Intermittent starting for 2001 Volvo S60

volvo
s60

#1

For over 1 year I’ve had a problem with my 2001 Volvo S60 only giving a “click” when I attempt to start it. Often when I repeat multiple times, it DOES START, but more often than not, it doesn’t (at least right away).

I’ve replaced the battery, starter/solenoid and starter relay. Twice I’ve had it to the local Volvo dealer, and both times the mechanics said the problem was associated with “corrosion” on the solenoid blade. Once the mechanic just “wiggled” the connector, and the other time the blade was sanded to remove potential oxide/corrosion.

After replacing the starter/solenoid, it STILL didn’t start, so I replaced the wire leading from the fuse-box, thinking that “wiggling” the connector may have degraded the crimp on it.

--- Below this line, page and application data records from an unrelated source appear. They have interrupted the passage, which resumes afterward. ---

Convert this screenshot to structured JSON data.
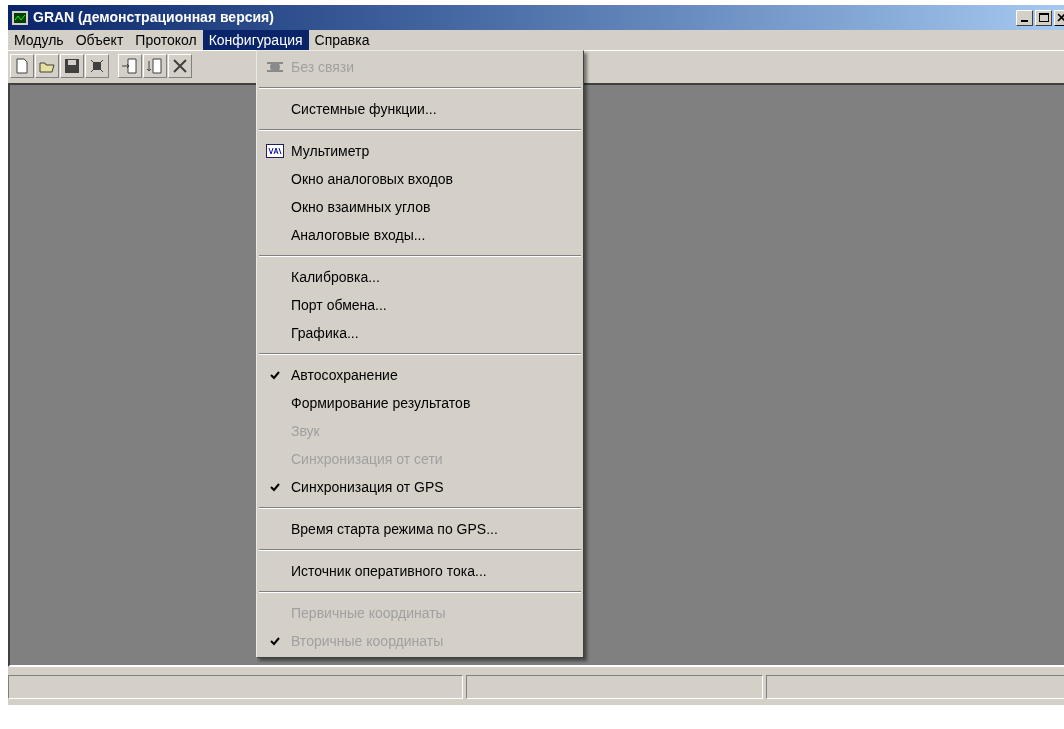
{
  "window": {
    "title": "GRAN (демонстрационная версия)"
  },
  "menu_bar": [
    {
      "label": "Модуль",
      "selected": false
    },
    {
      "label": "Объект",
      "selected": false
    },
    {
      "label": "Протокол",
      "selected": false
    },
    {
      "label": "Конфигурация",
      "selected": true
    },
    {
      "label": "Справка",
      "selected": false
    }
  ],
  "toolbar": [
    {
      "kind": "new"
    },
    {
      "kind": "open"
    },
    {
      "kind": "save"
    },
    {
      "kind": "chip"
    },
    {
      "kind": "gap"
    },
    {
      "kind": "import"
    },
    {
      "kind": "export"
    },
    {
      "kind": "cut"
    }
  ],
  "dropdown": [
    {
      "kind": "item",
      "label": "Без связи",
      "checked": false,
      "disabled": true
    },
    {
      "kind": "separator"
    },
    {
      "kind": "item",
      "label": "Системные функции...",
      "checked": false,
      "disabled": false
    },
    {
      "kind": "separator"
    },
    {
      "kind": "item",
      "label": "Мультиметр",
      "checked": false,
      "disabled": false
    },
    {
      "kind": "item",
      "label": "Окно аналоговых входов",
      "checked": false,
      "disabled": false
    },
    {
      "kind": "item",
      "label": "Окно взаимных углов",
      "checked": false,
      "disabled": false
    },
    {
      "kind": "item",
      "label": "Аналоговые входы...",
      "checked": false,
      "disabled": false
    },
    {
      "kind": "separator"
    },
    {
      "kind": "item",
      "label": "Калибровка...",
      "checked": false,
      "disabled": false
    },
    {
      "kind": "item",
      "label": "Порт обмена...",
      "checked": false,
      "disabled": false
    },
    {
      "kind": "item",
      "label": "Графика...",
      "checked": false,
      "disabled": false
    },
    {
      "kind": "separator"
    },
    {
      "kind": "item",
      "label": "Автосохранение",
      "checked": true,
      "disabled": false
    },
    {
      "kind": "item",
      "label": "Формирование результатов",
      "checked": false,
      "disabled": false
    },
    {
      "kind": "item",
      "label": "Звук",
      "checked": false,
      "disabled": true
    },
    {
      "kind": "item",
      "label": "Синхронизация от сети",
      "checked": false,
      "disabled": true
    },
    {
      "kind": "item",
      "label": "Синхронизация от GPS",
      "checked": true,
      "disabled": false
    },
    {
      "kind": "separator"
    },
    {
      "kind": "item",
      "label": "Время старта режима по GPS...",
      "checked": false,
      "disabled": false
    },
    {
      "kind": "separator"
    },
    {
      "kind": "item",
      "label": "Источник оперативного тока...",
      "checked": false,
      "disabled": false
    },
    {
      "kind": "separator"
    },
    {
      "kind": "item",
      "label": "Первичные координаты",
      "checked": false,
      "disabled": true
    },
    {
      "kind": "item",
      "label": "Вторичные координаты",
      "checked": true,
      "disabled": true
    }
  ]
}
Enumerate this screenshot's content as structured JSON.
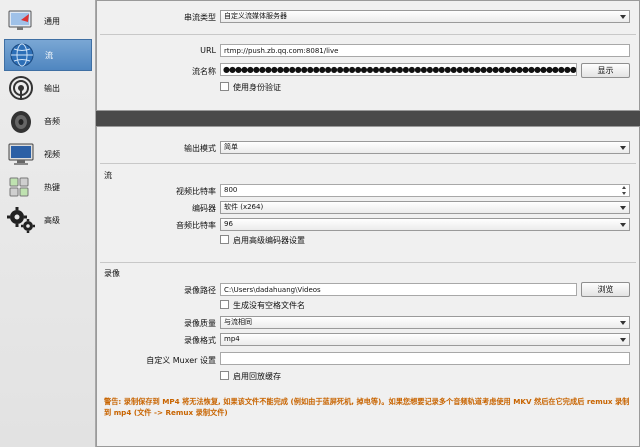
{
  "sidebar": {
    "items": [
      {
        "label": "通用",
        "icon": "general-monitor-icon"
      },
      {
        "label": "流",
        "icon": "stream-globe-icon"
      },
      {
        "label": "输出",
        "icon": "output-broadcast-icon"
      },
      {
        "label": "音频",
        "icon": "audio-speaker-icon"
      },
      {
        "label": "视频",
        "icon": "video-monitor-icon"
      },
      {
        "label": "热键",
        "icon": "hotkey-keyboard-icon"
      },
      {
        "label": "高级",
        "icon": "advanced-gears-icon"
      }
    ]
  },
  "stream": {
    "type_label": "串流类型",
    "type_value": "自定义流媒体服务器",
    "url_label": "URL",
    "url_value": "rtmp://push.zb.qq.com:8081/live",
    "key_label": "流名称",
    "key_value": "●●●●●●●●●●●●●●●●●●●●●●●●●●●●●●●●●●●●●●●●●●●●●●●●●●●●●●●●●●●●●●●●●●●●●●●●",
    "show_button": "显示",
    "auth_label": "使用身份验证"
  },
  "output": {
    "mode_label": "输出模式",
    "mode_value": "简单",
    "stream_section": "流",
    "video_bitrate_label": "视频比特率",
    "video_bitrate_value": "800",
    "encoder_label": "编码器",
    "encoder_value": "软件 (x264)",
    "audio_bitrate_label": "音频比特率",
    "audio_bitrate_value": "96",
    "advanced_encoder_label": "启用高级编码器设置",
    "recording_section": "录像",
    "rec_path_label": "录像路径",
    "rec_path_value": "C:\\Users\\dadahuang\\Videos",
    "browse_button": "浏览",
    "no_space_label": "生成没有空格文件名",
    "rec_quality_label": "录像质量",
    "rec_quality_value": "与流相同",
    "rec_format_label": "录像格式",
    "rec_format_value": "mp4",
    "muxer_label": "自定义 Muxer 设置",
    "muxer_value": "",
    "replay_label": "启用回放缓存",
    "warning": "警告: 录制保存到 MP4 将无法恢复, 如果该文件不能完成 (例如由于蓝屏死机, 掉电等)。如果您想要记录多个音频轨道考虑使用 MKV 然后在它完成后 remux 录制到 mp4 (文件 -> Remux 录制文件)"
  },
  "colors": {
    "accent": "#4f86c0",
    "warning": "#c86400",
    "background": "#4a4a4a"
  }
}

Now the car won’t start AT ALL. I’ve tested the line from the fuse down to the wire to the solenoid, and the ECM only now gives a “pulse”, rather than turning ON while the ignition is turned to START. I’m thinking that some other input is telling the ECM to NOT CONTINUE CRANKING.

HELP!


#2

I’m not real clear with what wire you replaced. If it was the one that ties to the battery then that is the main wire for the car accessories and it supplies power to everything in the car except the starter motor. You should have at least a test light probe to make test for power with. Otherwise you are wasting your time looking for the trouble. Power usually routes from the battery to the fuse panel under the hood, through the ignition switch, and then to the dash fuse panel. If just the ECU seems to have a power problem it could be there is a relay that supplies power to it and the contacts are bad.

The clicking problem may be a separate issue and is being caused by corroded wires inside the main battery wire to the solenoid. It might be good thing to go over and clean the ground wire connections under the hood also.


#3

Its the key cylinder, in any car those can get bad spots on them - as you repeatedly turn the car on, it will rotate the cylinder - hence why it is only intermittent that it will not start, and that you can try several times and suddenly the car starts up. Check online with IPD in Portland, see if they sell a new one (might include new key also).

FYI - it is one of those things you could do yourself, but the air bag is right there. I’ve disconnected the power and changed instrument stuff before (the turn signal lever). Just depends how comfortable you are doing it.


#4

Oh, look for a local mechanic that specializes in only Volvo’s. Those guys are much better than the dealer when your car gets to be older. Still, an S60 should run 20 years/500,000 miles - if you take care of it.


#5

But it will break the bank for that S60 to reach 500K

Unlike a Camry, Accord, etc.

No offense to Volvo owners, but we all know they aren’t exactly known for being reliable


#6

Obviously you are not a Volvo driver and know nothing about what you speak of.

My brother had a Volvo he got rid of at 473,000 miles, still got $1,500 out of it. I know two S60’s that are over 400,000 miles. Its a myth that European cars are greatly more expensive to take care of than other brands. They are overall more reliable, and taken care of will run much longer than other makes. Plus, on the S60, a home mechanic can still do a lot of the work - unlike the compact modular design of Honda or Toyota engine compartments. Visit any local mechanic that specializes on Volvo’s and you will see all sorts of older Volvo’s that people are running 12, 15 or over 20 years. Take care of a Volvo and drive it into old age, it will be the cheapest car you can ever own. Plus, with yearly polishing, a Volvo will continue to look great - can’t say that for cheap paint jobs on Japanese cars.


#7

@Trond

I just flagged you for abuse, because I feel you’re talking down to me.

“It is a myth that European cars are greatly more expensive to take care of than other brands.”

I’ve been a professional mechanic for quite a few years, and I worked at a Benz dealership for many years. On the same lot was Jaguar, Bentley, Rolls-Royce, Audi and Porsche.

I literally walked right through those other ships 5 days a week for many years, and based on what I saw, those cars weren’t all that great.

And I can tell you that those Benz cars were nice to drive, but it wasn’t cheap to maintain them properly. Several of them were also notoriously unreliable.

I’m not sure what your qualifications are, but I do timing belts on FWD Japanese engines in my garage, on the weekend. If those “home mechanics” that you’re referring to can’t do that, that’s their problem.


#8

Of course I am talking down to you… because if you were a half way legitimate mechanic, you would not be making blanket uninformed statements like:
“But it will break the bank for that S60 to reach 500K”

Plus, if you were a legitimate mechanic, you would know that the home mechanics does not do a timing belt due to a lack of skill - it is not that difficult. Reality is that it is not worth the risk, you line it up wrong and the timing is off, resulting in a destroyed engine. Hence, it is not worth saving the $500, at the risk of having to buy a $3,500 rebuilt engine. Might as well let an insured garage take the risk.

My brother’s Volvo which he sold for $1,500 at 473,000 mile had two clutches in it and a new alternator. None of the rebuilt transmissions, etc. that you so often see Japanese vehicles needing to get to high milage.